I must add a rider to that statement. I am totally exhausted. It will take another miracle for me to teach my classes and give my chapel lecture on Thursday. That too is in God's hands. But right now I'm so happy for Becky. She enjoys her home, and nobody deserves its blessings more than she does. I am speechless, struck dumb by a sense of the awesome mysterious power of God.
Our love and thanks to all,
Dave and Becky Lynn
7:24 AM Clifford Kvidahl offers an excellent piece on the exordium to Hebrews. In my opinion, no other New Testament writing is so immaculately crafted to deliver a one-two punch to religion.
My two cents here.
7:16 AM Dabbled last night in my WW II escape stories. They are tales of great human resilience and community in times of crisis. Escaping involves instinctive altruism and resourcefulness -- two admirable traits that, in my book, are in short supply today. The big question is: Will I live up to that standard in my own conduct?
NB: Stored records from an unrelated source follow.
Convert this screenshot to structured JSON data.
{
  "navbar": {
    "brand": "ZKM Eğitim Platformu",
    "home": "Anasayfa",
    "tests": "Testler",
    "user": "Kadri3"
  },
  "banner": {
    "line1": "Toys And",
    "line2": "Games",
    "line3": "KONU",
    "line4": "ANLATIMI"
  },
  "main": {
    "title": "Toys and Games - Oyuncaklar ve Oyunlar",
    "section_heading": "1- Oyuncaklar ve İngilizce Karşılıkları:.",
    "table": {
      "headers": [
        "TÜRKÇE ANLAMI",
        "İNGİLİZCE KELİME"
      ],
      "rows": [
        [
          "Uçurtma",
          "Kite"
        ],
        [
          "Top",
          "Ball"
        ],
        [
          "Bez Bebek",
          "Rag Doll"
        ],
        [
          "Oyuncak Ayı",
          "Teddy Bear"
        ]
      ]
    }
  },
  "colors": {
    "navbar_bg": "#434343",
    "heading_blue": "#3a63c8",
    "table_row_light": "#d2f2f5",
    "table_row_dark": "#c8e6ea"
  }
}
7:12 AM Will teach my classes today, then go to be with Becky in Chapel Hill. They've begun giving her meds to up her white count. Praying it works. Until her white cells go up and her fever goes down she'll be an absentee farmer.
Monday, November 2
4:15 PM Look whose essay (.pdf) made the front page of the latest issue of SIM Roots.
3:56 PM Congratulations -- again -- to Dr. Jim, a blogging friend whom I've never met in person. Loud and blunt, he stomps through the world wide web, offering his readers a steady potpourri of wordsmithian talent. I think I understand the passion that others understand as froideur. Jim enjoys a good challenge. For him the blogosphere is -- gasp! -- a provocative medium and not a sedative. True, something about the slapping around can get a bit tiresome, and I say this as a huge fan of the Sainted One. It would be a serious mistake, however, to read into his childish misdemeanors a lack of genuine Menschlichkeit. Jim has a precise eye -- hence the precision of the shocks he delivers to our nervous systems.
If anyone's gonna catch Jim, they's a gonna have to blog often -- and well.
3:12 PM Just back from UNC Women's Hospital. Becky was readmitted on Saturday with a fever. Today she was diagnosed with Influenza Type A. The results from her tests for Type B and H1N1 have not yet come back. She's on Tamiflu and tons of antibiotics. The greatest danger is of course pneumonia. I've been staying in her room but came home to clean up, check on the animals, and get Becky some needed items.
How am I doing? So far no flu symptoms, praise God. Otherwise I'm a bit tired. Sunday morning was cold and rainy. I awoke with a grave drowsiness. I prayed to the Lord, then prayed with Becky. As I walked to the hospital parking lot to get into Becky's car and drive to my speaking engagement, I felt myself flicker. Then I saw the personalized license plate Becky had chosen for herself:
...and thought, "Yes, it is." God is sustaining us every step of the adventure. Your prayers and love have been a HUGE part of that.
I'll be at the farm until Greek class tonight at The Hill. Students, see you at 7:00 sharp.